Matt Taibbi has a nice, if likely fruitless post explicating why it is that people who condemn torture are not pro-terrorist. Anyway, I think this issue has lost some cultural salience without an Administration or Congress capable of effectively using this specific illogic as a political bludgeon, but I take issue with this:
My group, the anti-torture group, believes that what should make us superior to terrorists is respect for law and due process and civilization, and that when we give in and use these tactics, we forfeit that superiority and actually confer a kind of victory to the al Qaedas of the world, people who should never be allowed any kind of victory in any arena. We furthermore think that the war on terror doesn’t get won with force alone, that it’s a conflict that ultimately has to be won politically, by winning a propaganda battle against these assholes, and we can’t win that battle so easily if people in the Middle East see us openly embrace these tactics.
I understand the point Taibbi is trying to make here — and I bet he doesn’t mean this — but reducing these conflicts to a simple matter of propaganda is a dangerous misreading of the situation. The fact is, extremisim won’t be wiped out with the right PR campaign. What will ultimately suffocate large scale extremism is the development of equitable and humane governments and civil societies that allow for constructive airing of political disagreements. Obviously, propoganda plays an important role insofar as messages suffer from lack of credibility, but we can’t afford to ignore the very real socioeconomic and political factors that breed extremism.
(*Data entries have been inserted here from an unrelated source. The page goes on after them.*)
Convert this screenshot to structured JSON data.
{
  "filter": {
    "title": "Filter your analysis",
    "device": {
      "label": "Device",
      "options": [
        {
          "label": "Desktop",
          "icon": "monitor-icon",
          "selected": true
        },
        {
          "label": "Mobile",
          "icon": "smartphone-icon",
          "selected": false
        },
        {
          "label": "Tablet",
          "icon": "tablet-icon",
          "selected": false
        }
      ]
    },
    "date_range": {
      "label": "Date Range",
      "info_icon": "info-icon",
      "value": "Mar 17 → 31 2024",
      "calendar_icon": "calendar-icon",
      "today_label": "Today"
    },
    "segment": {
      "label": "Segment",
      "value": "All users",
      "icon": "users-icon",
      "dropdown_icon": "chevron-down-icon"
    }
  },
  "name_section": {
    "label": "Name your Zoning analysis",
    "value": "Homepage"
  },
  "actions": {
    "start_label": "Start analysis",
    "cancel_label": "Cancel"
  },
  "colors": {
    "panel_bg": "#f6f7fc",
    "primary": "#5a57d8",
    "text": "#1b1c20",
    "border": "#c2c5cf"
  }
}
The “winning a propaganda battle” approach is essentially a tacit nod to the Bush era dictum “they hate us for our freedoms” — a postulate Osama bin Laden has explicitly denied.